*** Entries supplied

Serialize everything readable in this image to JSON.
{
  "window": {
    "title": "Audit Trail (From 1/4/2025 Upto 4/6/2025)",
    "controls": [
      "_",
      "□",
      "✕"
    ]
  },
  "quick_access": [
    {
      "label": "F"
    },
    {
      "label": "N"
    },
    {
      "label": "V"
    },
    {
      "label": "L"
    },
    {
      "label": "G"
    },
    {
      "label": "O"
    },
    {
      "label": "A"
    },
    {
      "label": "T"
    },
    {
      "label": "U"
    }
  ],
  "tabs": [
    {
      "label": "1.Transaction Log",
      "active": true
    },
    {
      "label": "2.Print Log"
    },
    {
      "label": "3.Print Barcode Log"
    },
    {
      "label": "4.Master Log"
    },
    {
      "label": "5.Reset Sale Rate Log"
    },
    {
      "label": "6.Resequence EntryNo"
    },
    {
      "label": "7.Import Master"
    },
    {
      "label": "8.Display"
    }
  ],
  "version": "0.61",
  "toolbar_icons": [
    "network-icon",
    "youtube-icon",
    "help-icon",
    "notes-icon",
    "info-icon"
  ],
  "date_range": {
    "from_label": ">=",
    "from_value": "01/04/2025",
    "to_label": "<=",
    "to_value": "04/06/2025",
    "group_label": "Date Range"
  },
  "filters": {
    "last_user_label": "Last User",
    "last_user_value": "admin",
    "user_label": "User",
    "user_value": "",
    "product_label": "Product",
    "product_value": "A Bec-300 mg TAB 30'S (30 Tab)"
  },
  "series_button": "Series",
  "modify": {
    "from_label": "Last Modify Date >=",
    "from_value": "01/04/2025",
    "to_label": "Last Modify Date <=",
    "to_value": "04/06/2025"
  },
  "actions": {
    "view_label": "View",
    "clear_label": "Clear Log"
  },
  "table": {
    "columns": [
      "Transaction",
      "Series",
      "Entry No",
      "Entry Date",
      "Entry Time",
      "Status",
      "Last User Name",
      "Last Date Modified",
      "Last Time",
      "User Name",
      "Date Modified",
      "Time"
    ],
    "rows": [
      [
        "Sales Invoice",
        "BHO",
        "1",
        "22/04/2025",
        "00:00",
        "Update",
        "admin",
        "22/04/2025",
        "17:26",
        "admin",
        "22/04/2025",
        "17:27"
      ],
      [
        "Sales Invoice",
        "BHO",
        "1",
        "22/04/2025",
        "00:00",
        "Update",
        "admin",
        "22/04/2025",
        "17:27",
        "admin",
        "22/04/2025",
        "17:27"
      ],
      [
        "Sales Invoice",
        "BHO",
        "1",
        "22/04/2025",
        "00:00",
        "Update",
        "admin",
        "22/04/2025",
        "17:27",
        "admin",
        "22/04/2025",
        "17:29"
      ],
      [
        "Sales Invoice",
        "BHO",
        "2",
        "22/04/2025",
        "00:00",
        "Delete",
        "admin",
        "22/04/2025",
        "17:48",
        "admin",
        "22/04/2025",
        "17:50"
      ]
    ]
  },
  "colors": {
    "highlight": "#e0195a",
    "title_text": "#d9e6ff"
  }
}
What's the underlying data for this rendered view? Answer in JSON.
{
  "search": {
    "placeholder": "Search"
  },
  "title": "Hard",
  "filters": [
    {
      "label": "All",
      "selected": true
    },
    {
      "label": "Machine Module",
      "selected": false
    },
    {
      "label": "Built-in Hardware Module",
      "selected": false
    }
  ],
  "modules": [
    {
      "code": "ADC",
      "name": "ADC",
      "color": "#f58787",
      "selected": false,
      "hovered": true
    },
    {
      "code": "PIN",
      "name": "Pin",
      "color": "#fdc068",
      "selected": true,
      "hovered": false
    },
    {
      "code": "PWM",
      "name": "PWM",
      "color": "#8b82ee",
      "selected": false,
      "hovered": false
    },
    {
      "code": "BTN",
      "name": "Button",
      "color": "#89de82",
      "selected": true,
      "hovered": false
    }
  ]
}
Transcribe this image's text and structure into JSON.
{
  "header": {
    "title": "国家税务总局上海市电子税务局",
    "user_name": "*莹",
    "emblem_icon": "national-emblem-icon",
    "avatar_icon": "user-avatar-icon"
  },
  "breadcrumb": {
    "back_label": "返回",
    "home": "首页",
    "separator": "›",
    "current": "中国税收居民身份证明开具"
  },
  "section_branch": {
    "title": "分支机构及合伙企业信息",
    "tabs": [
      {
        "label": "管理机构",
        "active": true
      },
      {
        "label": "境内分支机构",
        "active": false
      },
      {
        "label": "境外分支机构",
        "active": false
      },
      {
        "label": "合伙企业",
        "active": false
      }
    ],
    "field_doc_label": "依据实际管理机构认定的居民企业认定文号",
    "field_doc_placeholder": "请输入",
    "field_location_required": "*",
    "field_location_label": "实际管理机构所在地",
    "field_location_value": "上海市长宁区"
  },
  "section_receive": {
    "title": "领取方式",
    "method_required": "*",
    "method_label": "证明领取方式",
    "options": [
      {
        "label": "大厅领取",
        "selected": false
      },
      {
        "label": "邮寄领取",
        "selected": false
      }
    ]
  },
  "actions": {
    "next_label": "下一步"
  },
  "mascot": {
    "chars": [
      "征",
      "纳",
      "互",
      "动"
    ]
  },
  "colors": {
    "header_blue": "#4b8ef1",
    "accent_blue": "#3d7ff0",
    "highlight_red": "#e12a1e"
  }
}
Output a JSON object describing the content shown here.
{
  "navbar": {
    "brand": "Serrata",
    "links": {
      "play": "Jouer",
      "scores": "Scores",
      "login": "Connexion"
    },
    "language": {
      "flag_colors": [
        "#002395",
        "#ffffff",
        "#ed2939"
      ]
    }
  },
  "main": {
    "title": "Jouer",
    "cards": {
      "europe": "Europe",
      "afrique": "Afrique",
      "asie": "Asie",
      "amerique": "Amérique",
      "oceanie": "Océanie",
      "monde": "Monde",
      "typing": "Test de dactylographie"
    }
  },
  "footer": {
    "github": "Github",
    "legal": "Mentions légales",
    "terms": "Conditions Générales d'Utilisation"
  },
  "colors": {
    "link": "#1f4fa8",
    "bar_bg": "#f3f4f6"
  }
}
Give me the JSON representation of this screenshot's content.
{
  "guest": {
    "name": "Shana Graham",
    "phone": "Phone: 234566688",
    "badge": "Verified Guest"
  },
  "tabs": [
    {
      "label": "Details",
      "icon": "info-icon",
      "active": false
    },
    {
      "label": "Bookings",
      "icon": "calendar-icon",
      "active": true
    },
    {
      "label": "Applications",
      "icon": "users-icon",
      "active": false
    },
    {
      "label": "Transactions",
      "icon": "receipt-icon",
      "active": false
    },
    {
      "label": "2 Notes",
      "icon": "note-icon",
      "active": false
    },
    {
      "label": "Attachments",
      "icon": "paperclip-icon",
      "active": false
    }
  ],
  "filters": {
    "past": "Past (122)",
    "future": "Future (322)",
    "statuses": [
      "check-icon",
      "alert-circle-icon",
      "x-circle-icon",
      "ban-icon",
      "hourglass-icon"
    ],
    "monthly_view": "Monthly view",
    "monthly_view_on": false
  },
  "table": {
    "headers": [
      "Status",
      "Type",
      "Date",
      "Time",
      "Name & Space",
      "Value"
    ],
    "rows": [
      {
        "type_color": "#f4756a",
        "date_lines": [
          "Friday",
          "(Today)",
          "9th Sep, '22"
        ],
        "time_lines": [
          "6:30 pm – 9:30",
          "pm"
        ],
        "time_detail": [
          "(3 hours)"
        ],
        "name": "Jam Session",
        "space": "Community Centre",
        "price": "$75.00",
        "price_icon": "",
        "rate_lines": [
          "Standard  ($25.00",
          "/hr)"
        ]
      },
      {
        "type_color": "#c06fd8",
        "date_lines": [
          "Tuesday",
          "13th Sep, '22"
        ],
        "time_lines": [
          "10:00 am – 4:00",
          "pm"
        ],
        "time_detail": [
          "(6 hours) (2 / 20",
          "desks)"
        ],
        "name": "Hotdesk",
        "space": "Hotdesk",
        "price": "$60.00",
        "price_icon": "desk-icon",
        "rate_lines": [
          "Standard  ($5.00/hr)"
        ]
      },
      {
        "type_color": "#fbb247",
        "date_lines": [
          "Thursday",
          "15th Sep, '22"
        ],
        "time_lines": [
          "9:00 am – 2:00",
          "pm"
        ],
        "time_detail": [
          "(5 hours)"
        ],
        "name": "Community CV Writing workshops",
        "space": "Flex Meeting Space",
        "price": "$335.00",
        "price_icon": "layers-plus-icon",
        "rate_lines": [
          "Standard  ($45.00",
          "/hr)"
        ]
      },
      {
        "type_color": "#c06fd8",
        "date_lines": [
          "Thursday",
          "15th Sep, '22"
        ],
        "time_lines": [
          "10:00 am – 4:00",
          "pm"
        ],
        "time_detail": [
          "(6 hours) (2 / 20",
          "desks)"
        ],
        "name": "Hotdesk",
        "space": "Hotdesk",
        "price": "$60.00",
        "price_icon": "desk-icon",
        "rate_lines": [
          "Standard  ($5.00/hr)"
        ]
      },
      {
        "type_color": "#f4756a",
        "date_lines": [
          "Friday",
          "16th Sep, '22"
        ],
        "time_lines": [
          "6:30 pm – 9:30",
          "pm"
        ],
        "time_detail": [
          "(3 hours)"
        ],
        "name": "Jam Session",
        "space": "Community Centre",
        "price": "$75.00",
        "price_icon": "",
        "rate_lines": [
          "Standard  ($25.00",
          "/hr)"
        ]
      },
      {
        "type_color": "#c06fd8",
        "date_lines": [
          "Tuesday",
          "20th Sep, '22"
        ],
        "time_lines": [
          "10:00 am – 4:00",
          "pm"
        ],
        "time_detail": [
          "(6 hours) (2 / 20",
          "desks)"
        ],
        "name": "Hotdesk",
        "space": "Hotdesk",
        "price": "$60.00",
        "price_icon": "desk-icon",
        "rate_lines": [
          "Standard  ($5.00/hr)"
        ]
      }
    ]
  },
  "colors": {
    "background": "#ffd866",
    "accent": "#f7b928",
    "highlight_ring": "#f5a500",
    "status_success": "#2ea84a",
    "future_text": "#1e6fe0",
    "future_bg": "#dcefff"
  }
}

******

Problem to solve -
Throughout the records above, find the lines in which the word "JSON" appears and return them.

Exercise solution -
Serialize everything readable in this image to JSON.
What's the underlying data for this rendered view? Answer in JSON.
Transcribe this image's text and structure into JSON.
Output a JSON object describing the content shown here.
Give me the JSON representation of this screenshot's content.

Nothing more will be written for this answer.